Task objective — An unchanged copy of each entry below is needed; keep the pictures out of it.

***** Records for the exercise *****

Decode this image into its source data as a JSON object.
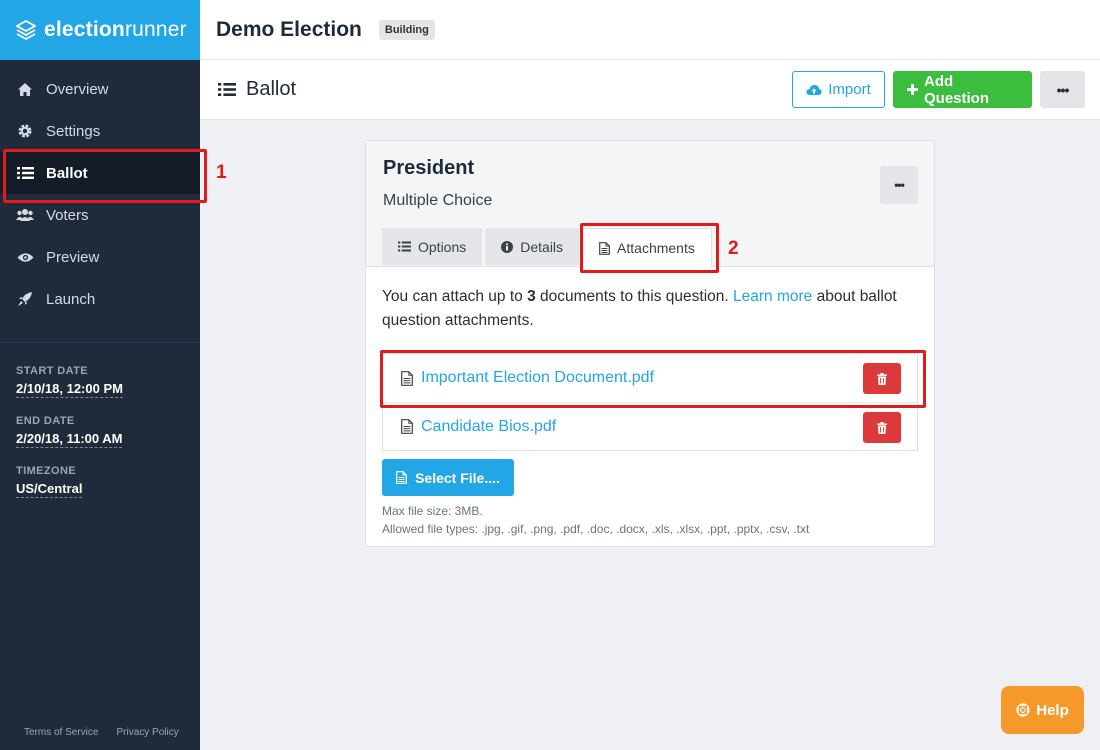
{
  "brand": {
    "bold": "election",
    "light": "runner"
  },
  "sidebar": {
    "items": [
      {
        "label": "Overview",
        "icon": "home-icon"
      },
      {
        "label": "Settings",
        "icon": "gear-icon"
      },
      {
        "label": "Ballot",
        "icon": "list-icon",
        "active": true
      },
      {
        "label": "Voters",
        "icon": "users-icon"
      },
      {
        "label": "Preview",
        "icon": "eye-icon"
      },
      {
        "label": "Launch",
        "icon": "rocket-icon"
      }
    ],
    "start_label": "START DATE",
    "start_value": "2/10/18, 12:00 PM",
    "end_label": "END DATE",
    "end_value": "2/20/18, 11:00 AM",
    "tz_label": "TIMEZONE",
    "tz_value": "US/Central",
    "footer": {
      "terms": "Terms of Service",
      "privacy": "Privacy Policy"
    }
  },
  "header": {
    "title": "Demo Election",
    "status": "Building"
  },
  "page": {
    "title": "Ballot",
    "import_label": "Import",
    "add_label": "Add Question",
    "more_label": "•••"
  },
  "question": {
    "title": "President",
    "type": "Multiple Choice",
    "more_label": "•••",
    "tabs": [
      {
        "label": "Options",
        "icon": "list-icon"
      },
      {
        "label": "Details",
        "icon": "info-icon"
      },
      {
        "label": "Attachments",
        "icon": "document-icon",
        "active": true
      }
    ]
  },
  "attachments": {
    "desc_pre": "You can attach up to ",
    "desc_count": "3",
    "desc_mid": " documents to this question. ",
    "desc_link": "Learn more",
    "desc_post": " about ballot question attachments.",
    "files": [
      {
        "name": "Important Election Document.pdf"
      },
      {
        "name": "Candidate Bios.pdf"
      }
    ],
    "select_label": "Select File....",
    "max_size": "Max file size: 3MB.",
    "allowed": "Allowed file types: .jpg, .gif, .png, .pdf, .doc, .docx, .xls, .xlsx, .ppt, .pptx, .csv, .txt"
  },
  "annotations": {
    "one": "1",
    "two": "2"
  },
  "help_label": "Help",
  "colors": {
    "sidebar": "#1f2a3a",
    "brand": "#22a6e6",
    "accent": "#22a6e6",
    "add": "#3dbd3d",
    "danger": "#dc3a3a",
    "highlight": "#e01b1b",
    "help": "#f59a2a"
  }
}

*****

Output —
Decode this image into its source data as a JSON object.
{
  "brand": {
    "bold": "election",
    "light": "runner"
  },
  "sidebar": {
    "items": [
      {
        "label": "Overview",
        "icon": "home-icon"
      },
      {
        "label": "Settings",
        "icon": "gear-icon"
      },
      {
        "label": "Ballot",
        "icon": "list-icon",
        "active": true
      },
      {
        "label": "Voters",
        "icon": "users-icon"
      },
      {
        "label": "Preview",
        "icon": "eye-icon"
      },
      {
        "label": "Launch",
        "icon": "rocket-icon"
      }
    ],
    "start_label": "START DATE",
    "start_value": "2/10/18, 12:00 PM",
    "end_label": "END DATE",
    "end_value": "2/20/18, 11:00 AM",
    "tz_label": "TIMEZONE",
    "tz_value": "US/Central",
    "footer": {
      "terms": "Terms of Service",
      "privacy": "Privacy Policy"
    }
  },
  "header": {
    "title": "Demo Election",
    "status": "Building"
  },
  "page": {
    "title": "Ballot",
    "import_label": "Import",
    "add_label": "Add Question",
    "more_label": "•••"
  },
  "question": {
    "title": "President",
    "type": "Multiple Choice",
    "more_label": "•••",
    "tabs": [
      {
        "label": "Options",
        "icon": "list-icon"
      },
      {
        "label": "Details",
        "icon": "info-icon"
      },
      {
        "label": "Attachments",
        "icon": "document-icon",
        "active": true
      }
    ]
  },
  "attachments": {
    "desc_pre": "You can attach up to ",
    "desc_count": "3",
    "desc_mid": " documents to this question. ",
    "desc_link": "Learn more",
    "desc_post": " about ballot question attachments.",
    "files": [
      {
        "name": "Important Election Document.pdf"
      },
      {
        "name": "Candidate Bios.pdf"
      }
    ],
    "select_label": "Select File....",
    "max_size": "Max file size: 3MB.",
    "allowed": "Allowed file types: .jpg, .gif, .png, .pdf, .doc, .docx, .xls, .xlsx, .ppt, .pptx, .csv, .txt"
  },
  "annotations": {
    "one": "1",
    "two": "2"
  },
  "help_label": "Help",
  "colors": {
    "sidebar": "#1f2a3a",
    "brand": "#22a6e6",
    "accent": "#22a6e6",
    "add": "#3dbd3d",
    "danger": "#dc3a3a",
    "highlight": "#e01b1b",
    "help": "#f59a2a"
  }
}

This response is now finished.